learning needs, they were respectful to us as learners, and used positive and negative

reinforcements to help motivate us and to demonstrate the way society works. Appealing to

various learning styles aided me in my development because it added perspective. It also

benefited the entire class when new material was taught. I, for example, am a visual learner,

while my neighbor may gain more from verbal instruction. This helped bridge the gap between

our academic success. Being respected in the learning environment also encouraged me to try

more. When I felt as though my teacher respected my input and thoughts, I felt like we were

working more as team to accomplish our academic goals and was inspired to do my best.

Authenticity is key to building trust and respect for “being genuine and modeling trust can

significantly help establish a successful [and healthy] learning environment” (Moore, 2015).

Some of the negative experiences I had were by educators who relied on silent textbook reading,

videos, and an autocracy ran classroom. I can honestly say that I did not retain much information

from classes like these. Educators should be willing to go above and beyond and should tackle

various learning approaches to ensure that the majority of their students are gaining the best

education possible. These negative experiences shined light on what to stray away from.

The teacher that inspired me the most was my fifth-grade teacher, Mr. Shanks. He was

the first teacher that I remember admiring the way he conducted his class. He was the first

teacher I had that I felt altered his instruction to fit the needs of every student. He worked on a

positive reinforcement system the motivated me to work harder and better. To this day, I still

incorporate ideas I gained from his classroom to those that I will incorporate in my own.

I have chosen to become an educator now because I want to inspire young learners to be

their best! I want to teach them to believe in themselves and make learning fun. I plan to

challenge them in their subject of strength and encourage them to overcome their obstacles.

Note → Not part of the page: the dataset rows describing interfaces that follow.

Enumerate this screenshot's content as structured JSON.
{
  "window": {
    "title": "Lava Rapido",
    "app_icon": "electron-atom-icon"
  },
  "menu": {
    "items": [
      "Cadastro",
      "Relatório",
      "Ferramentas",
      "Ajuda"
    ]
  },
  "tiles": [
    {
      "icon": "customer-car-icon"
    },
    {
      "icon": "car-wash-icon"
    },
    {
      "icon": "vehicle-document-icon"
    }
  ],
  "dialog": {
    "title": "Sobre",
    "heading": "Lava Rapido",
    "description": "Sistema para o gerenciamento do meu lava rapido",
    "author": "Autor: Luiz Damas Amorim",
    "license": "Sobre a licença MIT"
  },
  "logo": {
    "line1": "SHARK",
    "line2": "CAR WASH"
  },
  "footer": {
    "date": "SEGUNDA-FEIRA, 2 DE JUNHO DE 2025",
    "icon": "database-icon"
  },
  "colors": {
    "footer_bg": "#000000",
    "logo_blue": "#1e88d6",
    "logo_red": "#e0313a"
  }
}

Education should never be addressed as a black and white concept, and my goal is to blur that

line and meet the needs of every child in my classroom.

Survey Results

After completing the philosophy of education survey, my results indicate that I am

primarily a progressivist. This means that I believe that “education should be student-centered,

focused on active participation, questioning, and experimentation” (Sadker, 1997, pp. 403-405).

Characteristics of this philosophy are fairly similar to what I want to incorporate in the

classroom, such as, “shared decision making about curriculum, democratic process [in the

classroom], and academic freedom,” so I not at all surprised by the results (Sadker, 1997). I find

it refreshing that the results of this survey corelate so well with how I envisioned myself as an


Implications of my Future Teaching Practice

Through my personal experiences and my philosophy of education, I can clearly envision

a path in with I will take my teaching practices. I plan on “creating a learning environment that

nurtures to fulfillment the potential of all students” by tending to their personal/social

development as well as their curriculum needs (Association of American Educators, 2018). My

strategy is to appeal to all learning types for each subject through learning centers and request for

constant feedback from students, parents, and fellow educators.


A philosophy of teaching is an important guide for the decision’s educators make

throughout their career. There are various philosophies and each of them bring something

different to the realm of education. We all have our own philosophies that come from

experiences we have encountered, the courses we attended, and the reflection of our classroom

interaction. The diverseness of each philosophy is what make education beautiful, for no way is

better than the other. We just must stay true to what we believe is our best approach, for then we

get the best results.



Association of American Educators. (2018, October 5). Code of Ethics for Educators. Retrieved

from Association of American Educators:


Moore, E. T. (2015, August 7). My Educational Philosophy. Retrieved from Faculty Focus:


Sadker, M. &. (1997). Teachers, Schools and Society. New York: McGraw Hill.